Start of PROVIDED RECORDS

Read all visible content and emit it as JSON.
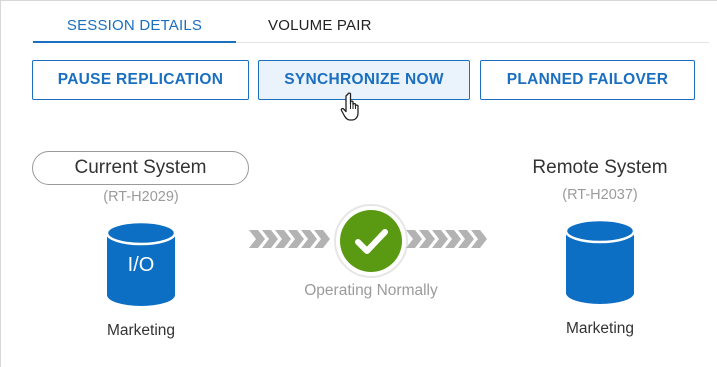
{
  "tabs": [
    {
      "label": "SESSION DETAILS",
      "active": true
    },
    {
      "label": "VOLUME PAIR",
      "active": false
    }
  ],
  "actions": {
    "pause_label": "PAUSE REPLICATION",
    "sync_label": "SYNCHRONIZE NOW",
    "failover_label": "PLANNED FAILOVER"
  },
  "current_system": {
    "title": "Current System",
    "id": "(RT-H2029)",
    "io_label": "I/O",
    "volume": "Marketing"
  },
  "remote_system": {
    "title": "Remote System",
    "id": "(RT-H2037)",
    "volume": "Marketing"
  },
  "replication": {
    "status": "Operating Normally",
    "status_icon": "check-circle-icon"
  },
  "colors": {
    "accent": "#1a6fc0",
    "database": "#0c6fc4",
    "status_ok": "#5a9a12"
  }
}
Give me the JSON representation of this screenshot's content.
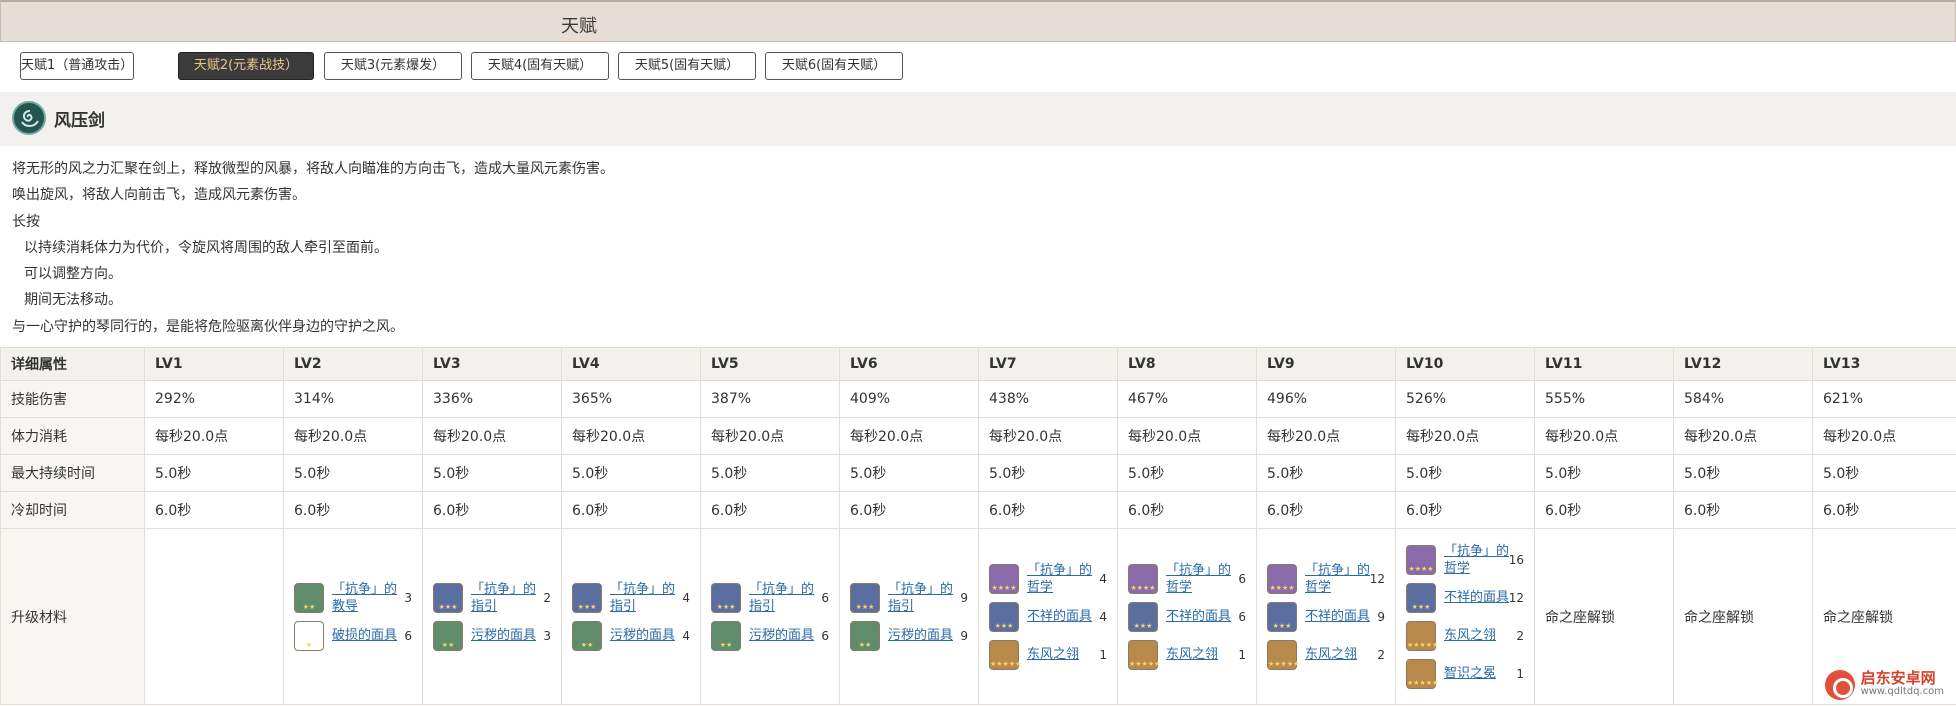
{
  "header": {
    "title": "天赋"
  },
  "tabs": [
    {
      "label": "天赋1（普通攻击）",
      "active": false
    },
    {
      "label": "天赋2(元素战技）",
      "active": true
    },
    {
      "label": "天赋3(元素爆发）",
      "active": false
    },
    {
      "label": "天赋4(固有天赋）",
      "active": false
    },
    {
      "label": "天赋5(固有天赋）",
      "active": false
    },
    {
      "label": "天赋6(固有天赋）",
      "active": false
    }
  ],
  "skill": {
    "icon": "anemo-swirl-icon",
    "name": "风压剑",
    "description": [
      "将无形的风之力汇聚在剑上，释放微型的风暴，将敌人向瞄准的方向击飞，造成大量风元素伤害。",
      "唤出旋风，将敌人向前击飞，造成风元素伤害。",
      "长按",
      "以持续消耗体力为代价，令旋风将周围的敌人牵引至面前。",
      "可以调整方向。",
      "期间无法移动。",
      "与一心守护的琴同行的，是能将危险驱离伙伴身边的守护之风。"
    ]
  },
  "table": {
    "header": [
      "详细属性",
      "LV1",
      "LV2",
      "LV3",
      "LV4",
      "LV5",
      "LV6",
      "LV7",
      "LV8",
      "LV9",
      "LV10",
      "LV11",
      "LV12",
      "LV13"
    ],
    "rows": [
      {
        "label": "技能伤害",
        "values": [
          "292%",
          "314%",
          "336%",
          "365%",
          "387%",
          "409%",
          "438%",
          "467%",
          "496%",
          "526%",
          "555%",
          "584%",
          "621%"
        ]
      },
      {
        "label": "体力消耗",
        "values": [
          "每秒20.0点",
          "每秒20.0点",
          "每秒20.0点",
          "每秒20.0点",
          "每秒20.0点",
          "每秒20.0点",
          "每秒20.0点",
          "每秒20.0点",
          "每秒20.0点",
          "每秒20.0点",
          "每秒20.0点",
          "每秒20.0点",
          "每秒20.0点"
        ]
      },
      {
        "label": "最大持续时间",
        "values": [
          "5.0秒",
          "5.0秒",
          "5.0秒",
          "5.0秒",
          "5.0秒",
          "5.0秒",
          "5.0秒",
          "5.0秒",
          "5.0秒",
          "5.0秒",
          "5.0秒",
          "5.0秒",
          "5.0秒"
        ]
      },
      {
        "label": "冷却时间",
        "values": [
          "6.0秒",
          "6.0秒",
          "6.0秒",
          "6.0秒",
          "6.0秒",
          "6.0秒",
          "6.0秒",
          "6.0秒",
          "6.0秒",
          "6.0秒",
          "6.0秒",
          "6.0秒",
          "6.0秒"
        ]
      }
    ],
    "materials_label": "升级材料",
    "materials": [
      [],
      [
        {
          "name": "「抗争」的教导",
          "count": "3",
          "rarity": 2
        },
        {
          "name": "破损的面具",
          "count": "6",
          "rarity": 1
        }
      ],
      [
        {
          "name": "「抗争」的指引",
          "count": "2",
          "rarity": 3
        },
        {
          "name": "污秽的面具",
          "count": "3",
          "rarity": 2
        }
      ],
      [
        {
          "name": "「抗争」的指引",
          "count": "4",
          "rarity": 3
        },
        {
          "name": "污秽的面具",
          "count": "4",
          "rarity": 2
        }
      ],
      [
        {
          "name": "「抗争」的指引",
          "count": "6",
          "rarity": 3
        },
        {
          "name": "污秽的面具",
          "count": "6",
          "rarity": 2
        }
      ],
      [
        {
          "name": "「抗争」的指引",
          "count": "9",
          "rarity": 3
        },
        {
          "name": "污秽的面具",
          "count": "9",
          "rarity": 2
        }
      ],
      [
        {
          "name": "「抗争」的哲学",
          "count": "4",
          "rarity": 4
        },
        {
          "name": "不祥的面具",
          "count": "4",
          "rarity": 3
        },
        {
          "name": "东风之翎",
          "count": "1",
          "rarity": 5
        }
      ],
      [
        {
          "name": "「抗争」的哲学",
          "count": "6",
          "rarity": 4
        },
        {
          "name": "不祥的面具",
          "count": "6",
          "rarity": 3
        },
        {
          "name": "东风之翎",
          "count": "1",
          "rarity": 5
        }
      ],
      [
        {
          "name": "「抗争」的哲学",
          "count": "12",
          "rarity": 4
        },
        {
          "name": "不祥的面具",
          "count": "9",
          "rarity": 3
        },
        {
          "name": "东风之翎",
          "count": "2",
          "rarity": 5
        }
      ],
      [
        {
          "name": "「抗争」的哲学",
          "count": "16",
          "rarity": 4
        },
        {
          "name": "不祥的面具",
          "count": "12",
          "rarity": 3
        },
        {
          "name": "东风之翎",
          "count": "2",
          "rarity": 5
        },
        {
          "name": "智识之冕",
          "count": "1",
          "rarity": 5
        }
      ],
      "命之座解锁",
      "命之座解锁",
      "命之座解锁"
    ]
  },
  "watermark": {
    "name": "启东安卓网",
    "url": "www.qdltdq.com"
  }
}
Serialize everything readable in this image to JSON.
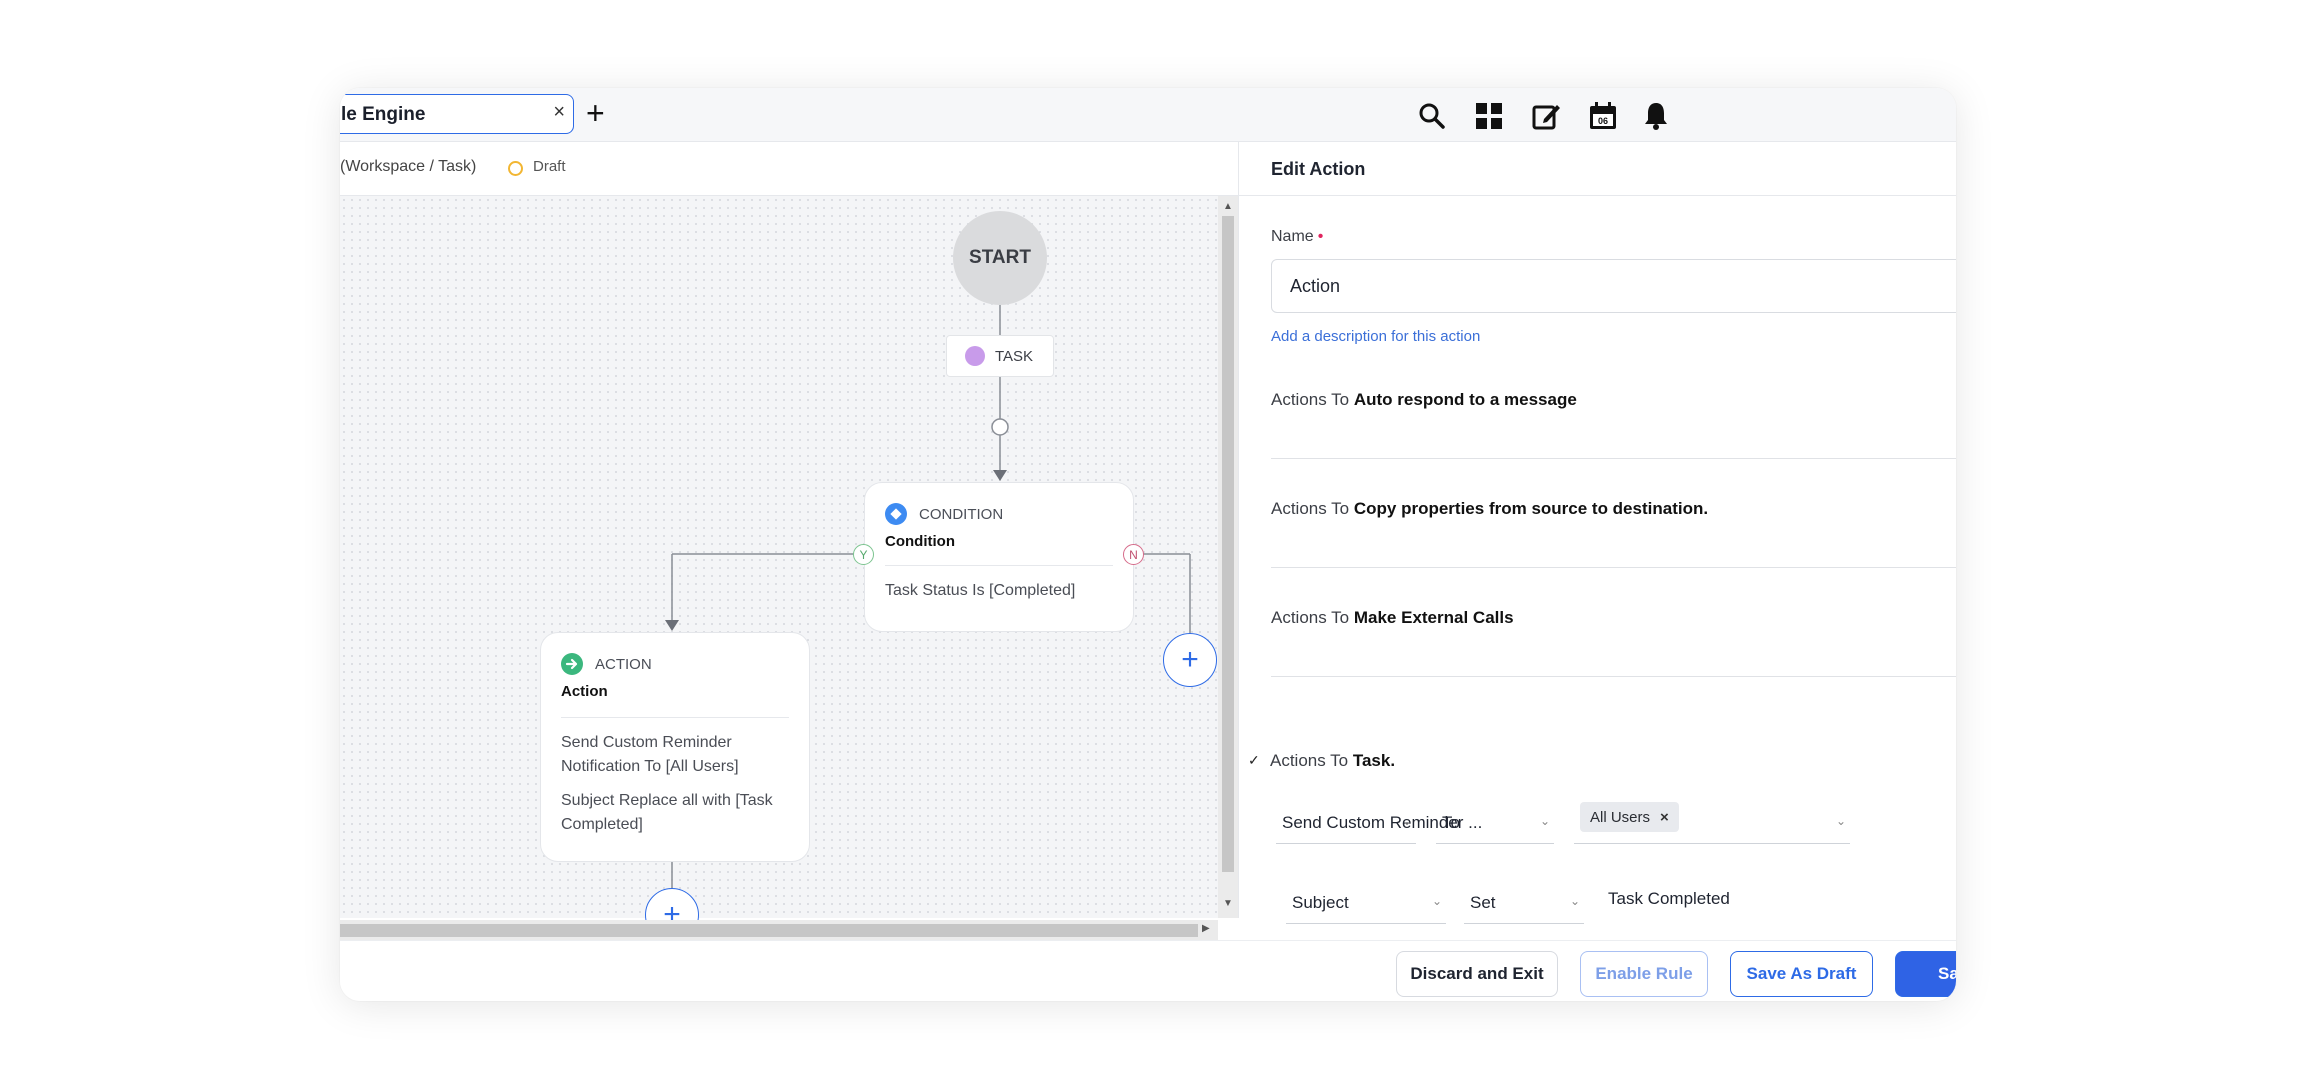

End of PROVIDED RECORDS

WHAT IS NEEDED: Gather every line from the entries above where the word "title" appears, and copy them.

SOLUTION:
    "title": "Current System",
    "title": "Remote System",
    "title": "天赋"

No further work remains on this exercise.